* TASK REQUIREMENTS: Your answer should be the lines from the one containing "Output a JSON" through the final line below, copied exactly.

* RECORDS TO PROCESS:
---

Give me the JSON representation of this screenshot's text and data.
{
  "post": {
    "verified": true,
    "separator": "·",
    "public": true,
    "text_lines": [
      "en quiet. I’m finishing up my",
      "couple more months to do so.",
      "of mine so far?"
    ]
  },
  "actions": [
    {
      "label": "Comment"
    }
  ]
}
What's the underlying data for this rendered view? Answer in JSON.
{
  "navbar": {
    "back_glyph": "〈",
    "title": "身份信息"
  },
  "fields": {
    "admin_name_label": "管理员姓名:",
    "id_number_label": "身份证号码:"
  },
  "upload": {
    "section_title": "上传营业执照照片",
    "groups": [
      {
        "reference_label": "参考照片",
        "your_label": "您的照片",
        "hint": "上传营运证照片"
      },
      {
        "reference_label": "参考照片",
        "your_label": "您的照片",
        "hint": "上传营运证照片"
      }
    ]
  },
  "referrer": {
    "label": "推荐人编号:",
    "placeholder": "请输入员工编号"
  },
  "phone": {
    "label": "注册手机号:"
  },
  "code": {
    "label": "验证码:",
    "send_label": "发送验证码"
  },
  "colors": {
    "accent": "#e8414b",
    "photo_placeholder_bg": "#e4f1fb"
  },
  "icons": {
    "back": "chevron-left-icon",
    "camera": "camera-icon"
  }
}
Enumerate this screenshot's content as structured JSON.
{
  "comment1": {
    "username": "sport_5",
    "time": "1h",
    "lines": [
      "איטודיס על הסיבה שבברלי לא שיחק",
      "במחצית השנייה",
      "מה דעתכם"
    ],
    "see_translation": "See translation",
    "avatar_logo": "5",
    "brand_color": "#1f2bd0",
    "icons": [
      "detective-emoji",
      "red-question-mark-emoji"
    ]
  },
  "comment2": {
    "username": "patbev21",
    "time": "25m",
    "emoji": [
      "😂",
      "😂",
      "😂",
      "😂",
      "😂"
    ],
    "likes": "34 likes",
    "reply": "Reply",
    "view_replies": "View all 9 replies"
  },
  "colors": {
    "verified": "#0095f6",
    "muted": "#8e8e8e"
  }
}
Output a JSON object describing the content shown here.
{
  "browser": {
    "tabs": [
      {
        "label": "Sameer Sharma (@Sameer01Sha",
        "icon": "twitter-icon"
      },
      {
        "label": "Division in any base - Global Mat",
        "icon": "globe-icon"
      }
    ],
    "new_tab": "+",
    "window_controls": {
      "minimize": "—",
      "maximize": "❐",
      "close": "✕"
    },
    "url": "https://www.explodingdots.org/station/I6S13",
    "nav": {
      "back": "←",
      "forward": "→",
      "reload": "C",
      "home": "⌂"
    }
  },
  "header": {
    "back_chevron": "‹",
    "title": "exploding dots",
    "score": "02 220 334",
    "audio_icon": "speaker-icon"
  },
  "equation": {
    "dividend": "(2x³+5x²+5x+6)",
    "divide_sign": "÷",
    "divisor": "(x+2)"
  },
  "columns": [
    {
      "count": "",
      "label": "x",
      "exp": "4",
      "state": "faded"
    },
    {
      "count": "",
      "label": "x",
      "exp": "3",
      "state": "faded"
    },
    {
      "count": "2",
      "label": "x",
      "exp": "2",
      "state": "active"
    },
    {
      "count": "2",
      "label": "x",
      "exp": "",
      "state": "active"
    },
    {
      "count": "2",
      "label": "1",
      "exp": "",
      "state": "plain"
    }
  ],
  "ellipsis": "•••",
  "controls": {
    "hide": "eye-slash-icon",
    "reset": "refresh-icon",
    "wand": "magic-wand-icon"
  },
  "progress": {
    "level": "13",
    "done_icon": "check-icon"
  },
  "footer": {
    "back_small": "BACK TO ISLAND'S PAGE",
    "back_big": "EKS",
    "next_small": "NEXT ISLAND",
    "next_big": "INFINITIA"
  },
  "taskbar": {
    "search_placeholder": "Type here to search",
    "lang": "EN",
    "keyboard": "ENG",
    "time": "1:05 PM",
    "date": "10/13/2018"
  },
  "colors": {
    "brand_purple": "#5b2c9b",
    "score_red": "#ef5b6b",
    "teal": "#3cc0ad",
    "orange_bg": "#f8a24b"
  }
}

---

* EXPECTED ANSWER:
Output a JSON object describing the content shown here.
{
  "browser": {
    "tabs": [
      {
        "label": "Sameer Sharma (@Sameer01Sha",
        "icon": "twitter-icon"
      },
      {
        "label": "Division in any base - Global Mat",
        "icon": "globe-icon"
      }
    ],
    "new_tab": "+",
    "window_controls": {
      "minimize": "—",
      "maximize": "❐",
      "close": "✕"
    },
    "url": "https://www.explodingdots.org/station/I6S13",
    "nav": {
      "back": "←",
      "forward": "→",
      "reload": "C",
      "home": "⌂"
    }
  },
  "header": {
    "back_chevron": "‹",
    "title": "exploding dots",
    "score": "02 220 334",
    "audio_icon": "speaker-icon"
  },
  "equation": {
    "dividend": "(2x³+5x²+5x+6)",
    "divide_sign": "÷",
    "divisor": "(x+2)"
  },
  "columns": [
    {
      "count": "",
      "label": "x",
      "exp": "4",
      "state": "faded"
    },
    {
      "count": "",
      "label": "x",
      "exp": "3",
      "state": "faded"
    },
    {
      "count": "2",
      "label": "x",
      "exp": "2",
      "state": "active"
    },
    {
      "count": "2",
      "label": "x",
      "exp": "",
      "state": "active"
    },
    {
      "count": "2",
      "label": "1",
      "exp": "",
      "state": "plain"
    }
  ],
  "ellipsis": "•••",
  "controls": {
    "hide": "eye-slash-icon",
    "reset": "refresh-icon",
    "wand": "magic-wand-icon"
  },
  "progress": {
    "level": "13",
    "done_icon": "check-icon"
  },
  "footer": {
    "back_small": "BACK TO ISLAND'S PAGE",
    "back_big": "EKS",
    "next_small": "NEXT ISLAND",
    "next_big": "INFINITIA"
  },
  "taskbar": {
    "search_placeholder": "Type here to search",
    "lang": "EN",
    "keyboard": "ENG",
    "time": "1:05 PM",
    "date": "10/13/2018"
  },
  "colors": {
    "brand_purple": "#5b2c9b",
    "score_red": "#ef5b6b",
    "teal": "#3cc0ad",
    "orange_bg": "#f8a24b"
  }
}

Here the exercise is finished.